On the edge of a small town in New South Wales, far from the battlefields of the Second World War, lies a prisoner-of-war camp housing Italian, Korean and Japanese soldiers. For their guards and the locals, many with loved ones away fighting, captive or dead, it is hard to know how to treat them - with disdain, hatred or compassion?
Alice, a young woman leading a dull life on her father-in-law's farm, is one of those with a husband held prisoner in Europe. When Giancarlo, an Italian POW and anarchist, is assigned to work on the farm, she hopes that being kind to him will somehow influence her husband's treatment. What she doesn't anticipate is how dramatically Giancarlo will expand her outlook and self-knowledge.

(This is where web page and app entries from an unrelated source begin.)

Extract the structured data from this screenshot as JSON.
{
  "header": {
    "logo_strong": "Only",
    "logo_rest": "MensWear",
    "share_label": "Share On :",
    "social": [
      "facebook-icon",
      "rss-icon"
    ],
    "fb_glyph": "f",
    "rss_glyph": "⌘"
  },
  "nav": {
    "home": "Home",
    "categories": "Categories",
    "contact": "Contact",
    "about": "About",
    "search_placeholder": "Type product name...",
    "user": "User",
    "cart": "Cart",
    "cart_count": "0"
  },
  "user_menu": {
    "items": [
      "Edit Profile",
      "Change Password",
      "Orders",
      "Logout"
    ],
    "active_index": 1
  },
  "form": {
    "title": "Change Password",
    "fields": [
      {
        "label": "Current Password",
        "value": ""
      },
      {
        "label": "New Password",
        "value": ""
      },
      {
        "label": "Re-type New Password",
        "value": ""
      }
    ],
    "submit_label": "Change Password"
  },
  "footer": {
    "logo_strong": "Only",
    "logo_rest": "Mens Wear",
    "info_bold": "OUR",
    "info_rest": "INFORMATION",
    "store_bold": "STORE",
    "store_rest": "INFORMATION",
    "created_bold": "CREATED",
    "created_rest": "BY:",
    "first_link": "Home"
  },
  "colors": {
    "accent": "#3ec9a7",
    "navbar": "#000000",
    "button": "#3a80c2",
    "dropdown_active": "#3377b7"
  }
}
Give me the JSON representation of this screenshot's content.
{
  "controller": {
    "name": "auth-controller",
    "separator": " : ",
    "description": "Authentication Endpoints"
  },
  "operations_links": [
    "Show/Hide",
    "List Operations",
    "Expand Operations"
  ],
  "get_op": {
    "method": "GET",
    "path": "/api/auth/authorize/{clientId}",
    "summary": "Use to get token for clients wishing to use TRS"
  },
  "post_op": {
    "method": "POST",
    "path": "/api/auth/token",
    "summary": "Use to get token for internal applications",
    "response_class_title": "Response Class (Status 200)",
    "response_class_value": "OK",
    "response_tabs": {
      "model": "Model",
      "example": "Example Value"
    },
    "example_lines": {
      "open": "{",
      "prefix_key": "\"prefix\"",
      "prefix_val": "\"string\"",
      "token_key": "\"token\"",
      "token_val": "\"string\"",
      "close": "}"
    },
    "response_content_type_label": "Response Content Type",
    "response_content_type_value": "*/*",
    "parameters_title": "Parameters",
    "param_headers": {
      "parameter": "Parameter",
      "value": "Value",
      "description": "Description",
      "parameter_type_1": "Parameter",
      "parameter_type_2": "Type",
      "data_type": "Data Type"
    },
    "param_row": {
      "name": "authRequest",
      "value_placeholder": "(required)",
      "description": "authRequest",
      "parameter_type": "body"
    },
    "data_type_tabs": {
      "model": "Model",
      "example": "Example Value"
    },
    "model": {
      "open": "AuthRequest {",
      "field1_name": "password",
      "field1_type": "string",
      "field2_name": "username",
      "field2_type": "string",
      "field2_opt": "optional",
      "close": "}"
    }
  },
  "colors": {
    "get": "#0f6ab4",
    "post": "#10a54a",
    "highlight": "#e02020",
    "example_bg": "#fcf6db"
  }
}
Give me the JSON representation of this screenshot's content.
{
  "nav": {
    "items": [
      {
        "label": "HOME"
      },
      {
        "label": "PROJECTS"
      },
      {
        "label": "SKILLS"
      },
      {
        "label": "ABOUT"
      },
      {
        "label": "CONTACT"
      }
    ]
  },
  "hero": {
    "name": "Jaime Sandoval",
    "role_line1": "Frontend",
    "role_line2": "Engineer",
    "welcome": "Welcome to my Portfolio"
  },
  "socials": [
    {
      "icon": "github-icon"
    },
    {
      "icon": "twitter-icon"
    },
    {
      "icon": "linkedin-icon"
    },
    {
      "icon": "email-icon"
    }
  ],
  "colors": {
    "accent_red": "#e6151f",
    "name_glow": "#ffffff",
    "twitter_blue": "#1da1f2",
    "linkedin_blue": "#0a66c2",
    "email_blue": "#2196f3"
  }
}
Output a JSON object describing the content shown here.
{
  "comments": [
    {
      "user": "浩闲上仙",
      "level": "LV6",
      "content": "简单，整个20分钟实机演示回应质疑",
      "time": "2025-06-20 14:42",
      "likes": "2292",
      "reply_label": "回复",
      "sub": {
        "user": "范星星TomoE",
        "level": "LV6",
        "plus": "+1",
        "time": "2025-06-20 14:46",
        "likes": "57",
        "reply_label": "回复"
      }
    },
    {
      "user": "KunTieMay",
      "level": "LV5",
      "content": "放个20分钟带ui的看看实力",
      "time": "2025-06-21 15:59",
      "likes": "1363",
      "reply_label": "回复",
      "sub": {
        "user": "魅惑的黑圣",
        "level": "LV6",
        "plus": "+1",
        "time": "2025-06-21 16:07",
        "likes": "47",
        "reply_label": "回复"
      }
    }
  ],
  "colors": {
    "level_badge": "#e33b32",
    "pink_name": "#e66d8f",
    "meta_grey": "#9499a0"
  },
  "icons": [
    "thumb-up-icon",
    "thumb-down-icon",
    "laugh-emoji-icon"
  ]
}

But what most challenges Alice and the town is the foreignness of the Japanese inmates and their culture, which the camp commanders fatally misread. Mortified by being taken alive, they plan an outbreak, to shattering and far-reaching effect.
In a career spanning half a century, Tom Keneally has proved a master at exploring ordinary lives caught up in extraordinary events. With this gripping and profoundly thought-provoking novel, inspired by a notorious incident in 1944, he once again shows why he is celebrated as a writer who 'looks into the heart of the human condition with a piercing intelligence that few can match' - Sunday Telegraph.
Thomas Keneally began his writing career in 1964 and has published twenty-nine novels since. They include Schindler's Ark, which won the Booker Prize in 1982 and was subsequently made into the film Schindler's List, and The Chant of Jimmie Blacksmith, Confederates and Gossip from the Forest, each of which was shortlisted for the Booker Prize. His most recent novels are The Widow and her Hero, The People's Train and The Daughters of Mars, which was shortlisted for the Walter Scott Prize in 2013. He has also written several works of non-fiction, including his memoir Homebush Boy, Searching for Schindler and Australians. He is married with two daughters and lives in Sydney.